The Heights of Perdition takes us from the Earth to Outer Space and back again.
It was easy to figure out where the story was going but I thoroughly enjoyed the journey.
The people of New Hope, which is formerly New York City, live underground. That alone is enough to creep me out. Above ground is desolate and barren. I do love that C S has saved one giant tree and Aeris sneaks out to spend time in it. She has an independent streak, so when it comes time for her to graduate and join the Military Academy, her lifelong dream, her father nixes that idea. She is crushed, but I too, think she is better suited doing something else.
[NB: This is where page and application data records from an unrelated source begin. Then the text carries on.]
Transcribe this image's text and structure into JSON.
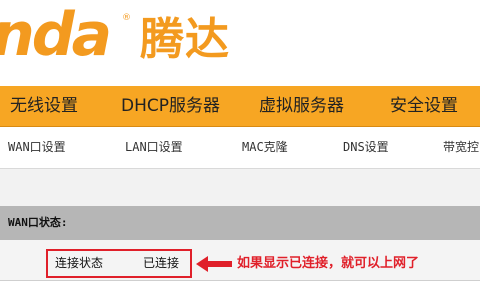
{
  "brand": {
    "logo_text": "nda",
    "registered_mark": "®",
    "chinese_name": "腾达",
    "color": "#f39a1f"
  },
  "main_nav": {
    "items": [
      {
        "label": "无线设置"
      },
      {
        "label": "DHCP服务器"
      },
      {
        "label": "虚拟服务器"
      },
      {
        "label": "安全设置"
      }
    ],
    "background": "#f7a623"
  },
  "sub_nav": {
    "items": [
      {
        "label": "WAN口设置"
      },
      {
        "label": "LAN口设置"
      },
      {
        "label": "MAC克隆"
      },
      {
        "label": "DNS设置"
      },
      {
        "label": "带宽控"
      }
    ]
  },
  "wan_status": {
    "title": "WAN口状态:",
    "status_label": "连接状态",
    "status_value": "已连接"
  },
  "annotation": {
    "text": "如果显示已连接，就可以上网了",
    "color": "#e0202a"
  }
}
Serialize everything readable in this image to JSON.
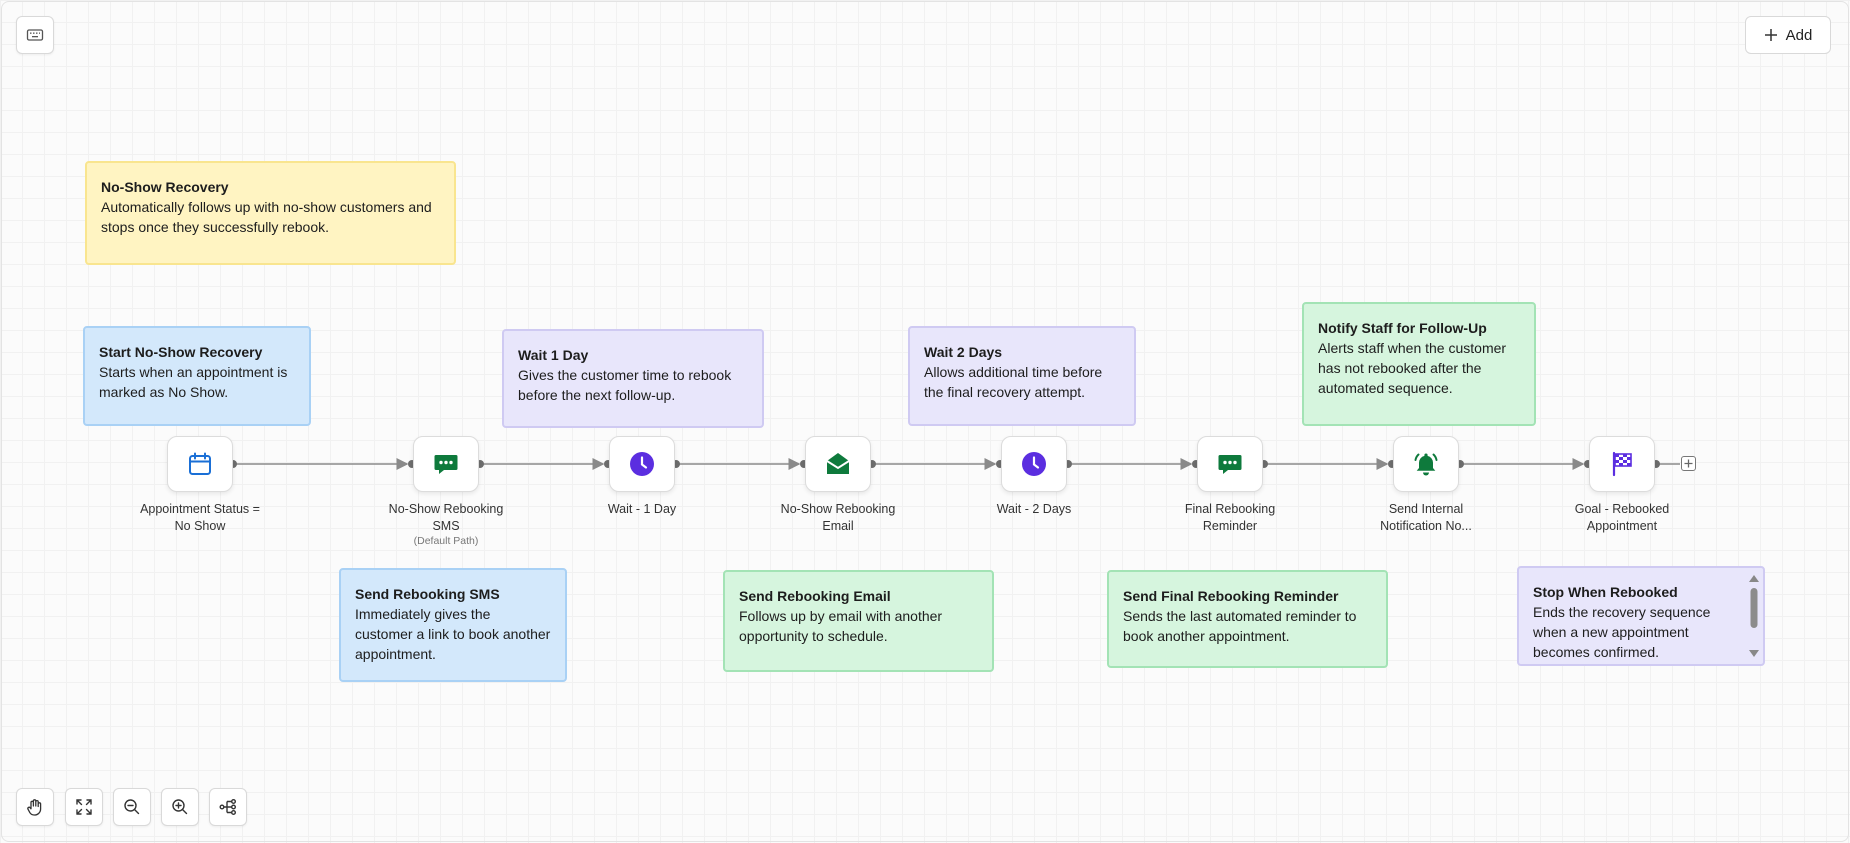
{
  "toolbar": {
    "add_label": "Add"
  },
  "notes": {
    "overview": {
      "title": "No-Show Recovery",
      "body": "Automatically follows up with no-show customers and stops once they successfully rebook."
    },
    "start": {
      "title": "Start No-Show Recovery",
      "body": "Starts when an appointment is marked as No Show."
    },
    "wait1": {
      "title": "Wait 1 Day",
      "body": "Gives the customer time to rebook before the next follow-up."
    },
    "wait2": {
      "title": "Wait 2 Days",
      "body": "Allows additional time before the final recovery attempt."
    },
    "notify": {
      "title": "Notify Staff for Follow-Up",
      "body": "Alerts staff when the customer has not rebooked after the automated sequence."
    },
    "sms": {
      "title": "Send Rebooking SMS",
      "body": "Immediately gives the customer a link to book another appointment."
    },
    "email": {
      "title": "Send Rebooking Email",
      "body": "Follows up by email with another opportunity to schedule."
    },
    "final": {
      "title": "Send Final Rebooking Reminder",
      "body": "Sends the last automated reminder to book another appointment."
    },
    "stop": {
      "title": "Stop When Rebooked",
      "body": "Ends the recovery sequence when a new appointment becomes confirmed."
    }
  },
  "nodes": [
    {
      "label": "Appointment Status = No Show",
      "icon": "calendar-icon"
    },
    {
      "label": "No-Show Rebooking SMS",
      "sublabel": "(Default Path)",
      "icon": "chat-icon"
    },
    {
      "label": "Wait - 1 Day",
      "icon": "clock-icon"
    },
    {
      "label": "No-Show Rebooking Email",
      "icon": "mail-open-icon"
    },
    {
      "label": "Wait - 2 Days",
      "icon": "clock-icon"
    },
    {
      "label": "Final Rebooking Reminder",
      "icon": "chat-icon"
    },
    {
      "label": "Send Internal Notification No...",
      "icon": "bell-icon"
    },
    {
      "label": "Goal - Rebooked Appointment",
      "icon": "flag-icon"
    }
  ],
  "colors": {
    "blue": "#1a6fd6",
    "green": "#0e7a3c",
    "purple": "#5b2ee0",
    "connector": "#8a8a8a"
  }
}
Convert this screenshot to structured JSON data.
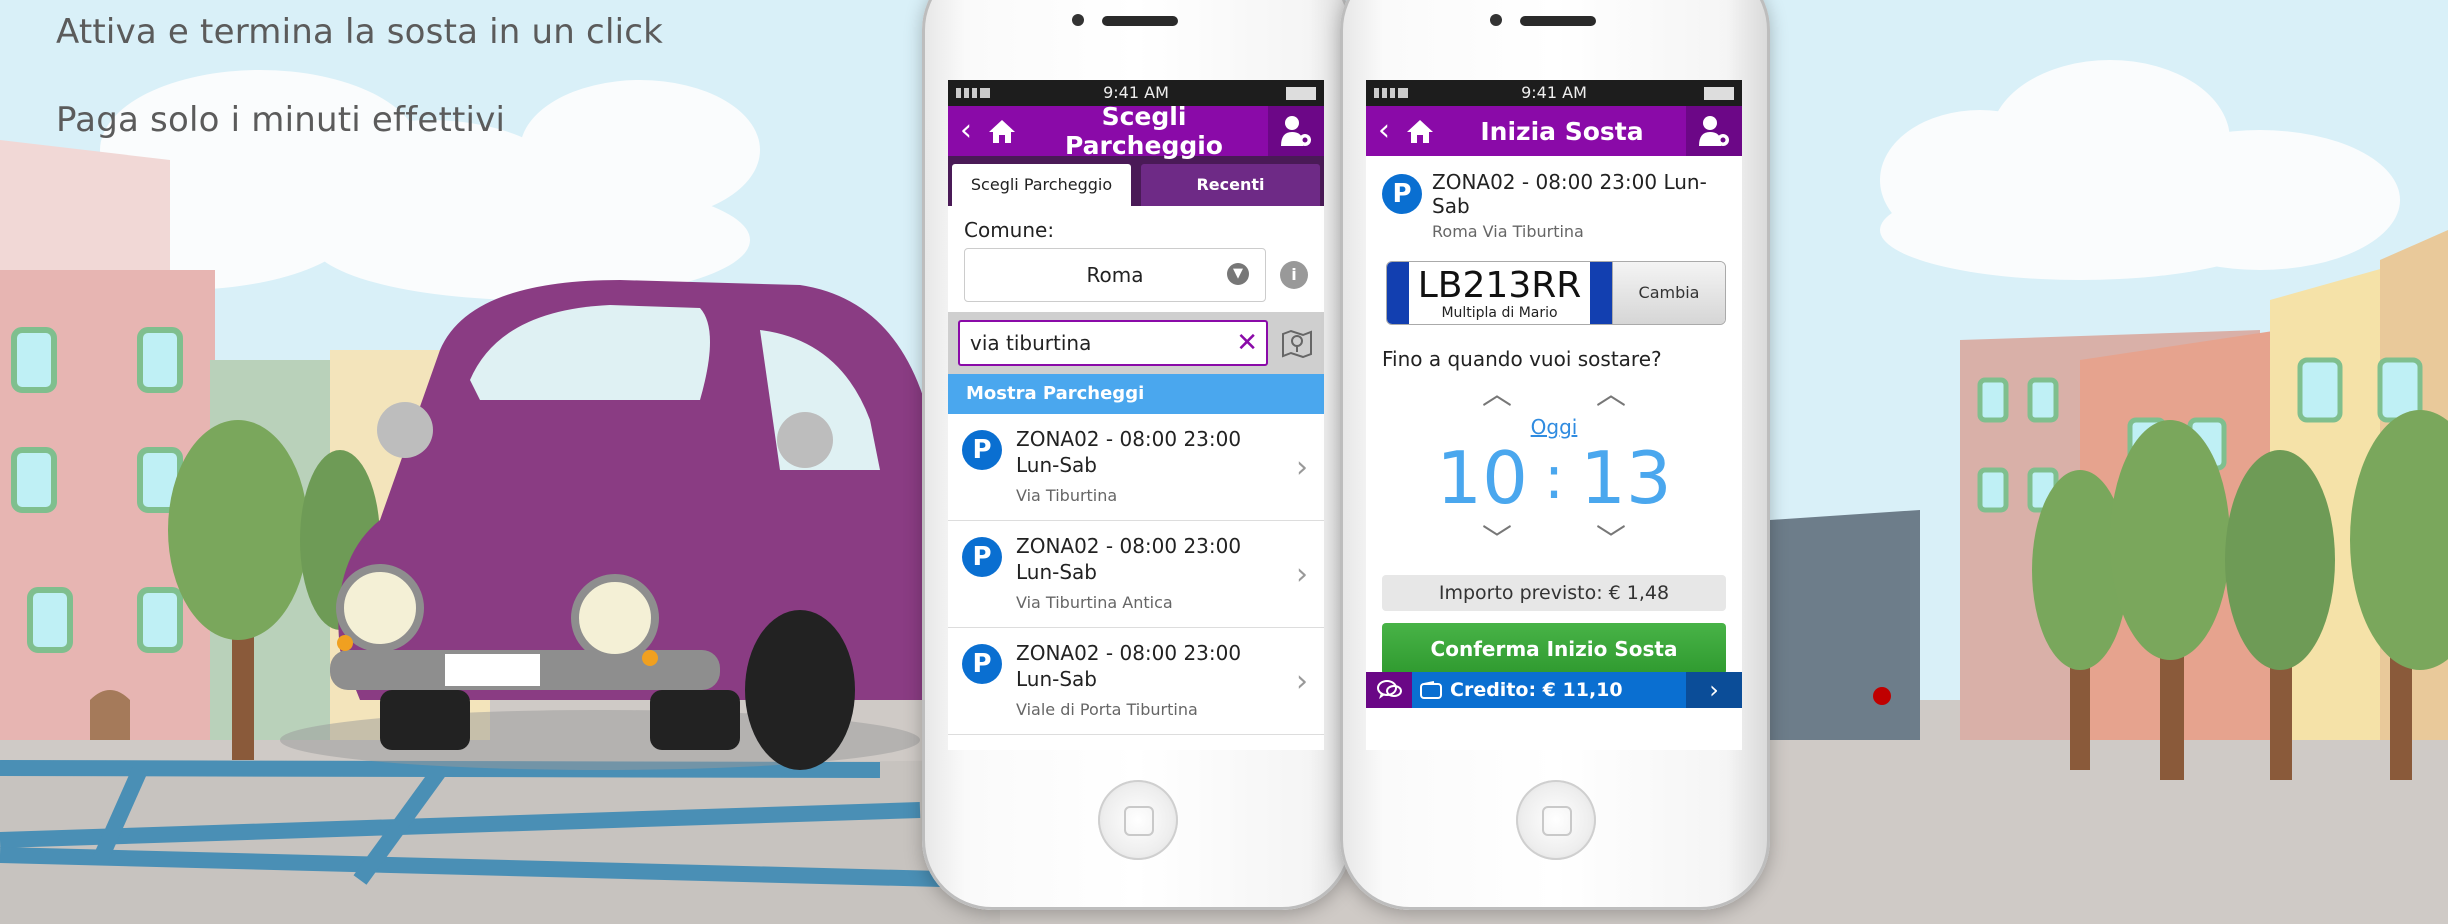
{
  "promo": {
    "line1": "Attiva e termina la sosta in un click",
    "line2": "Paga solo i minuti effettivi"
  },
  "colors": {
    "brand_purple": "#8a0aa8",
    "accent_blue": "#4aa7ee",
    "confirm_green": "#3aa53a",
    "credit_blue": "#0a6fd1"
  },
  "phone1": {
    "status_time": "9:41 AM",
    "nav": {
      "back_icon": "chevron-left-icon",
      "home_icon": "home-icon",
      "title": "Scegli Parcheggio",
      "user_icon": "user-settings-icon"
    },
    "tabs": [
      {
        "label": "Scegli Parcheggio",
        "active": true
      },
      {
        "label": "Recenti",
        "active": false
      }
    ],
    "comune_label": "Comune:",
    "comune_value": "Roma",
    "info_symbol": "i",
    "search": {
      "value": "via tiburtina",
      "placeholder": ""
    },
    "section_header": "Mostra Parcheggi",
    "list": [
      {
        "icon": "P",
        "title": "ZONA02  - 08:00 23:00 Lun-Sab",
        "subtitle": "Via Tiburtina"
      },
      {
        "icon": "P",
        "title": "ZONA02  - 08:00 23:00 Lun-Sab",
        "subtitle": "Via Tiburtina Antica"
      },
      {
        "icon": "P",
        "title": "ZONA02  - 08:00 23:00 Lun-Sab",
        "subtitle": "Viale di Porta Tiburtina"
      }
    ]
  },
  "phone2": {
    "status_time": "9:41 AM",
    "nav": {
      "back_icon": "chevron-left-icon",
      "home_icon": "home-icon",
      "title": "Inizia Sosta",
      "user_icon": "user-settings-icon"
    },
    "zone": {
      "icon": "P",
      "title": "ZONA02  - 08:00 23:00 Lun-Sab",
      "subtitle": "Roma Via Tiburtina"
    },
    "plate": {
      "number": "LB213RR",
      "model": "Multipla di Mario",
      "change_label": "Cambia"
    },
    "question": "Fino a quando vuoi sostare?",
    "day_label": "Oggi",
    "hours": "10",
    "separator": ":",
    "minutes": "13",
    "importo": "Importo previsto:  € 1,48",
    "confirm_label": "Conferma Inizio Sosta",
    "credit": "Credito: € 11,10"
  }
}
She has a green thumb and they are in dire need of someone with her skills.
I can’t imagine the life of the people Serious. No laughs. No fun. The leaders say jump, the people say, how hi. No free thinking allowed.
Exton Shepherd hijacked the Perdition because he felt he had no choice. It was his father’s invention and he was not about to let anyone misuse it. Him and his crew lived on the spaceship, but they still had to return to Earth for water. Their lives are full of all the things that make us human. All the emotions that entails. And theyare allowed to show them.
When the two come together, we know what’s going to happen. But, for me, that’s okay. Just because I know how the story goes, doesn’t mean I can’t enjoy it. And I did.
All the things that make us human are exposed, the good and bad, the misuse of power, the demand to be obeyed, greed, and love and laughter.
The Heights of Perdition by C S Johnson is thought provoking and frightening. What would the world be like after nuclear war? C S Johnson gives us a glimpse of some possibilities. I would love to read more.
The only thing I hated was the cliffhanger…but the trilogy is complete and even comes in a boxed set. So…grab your copy now if you love science fiction or world ending stories.
I voluntarily reviewed a free copy of The Heights of Perdition by C S Johnson.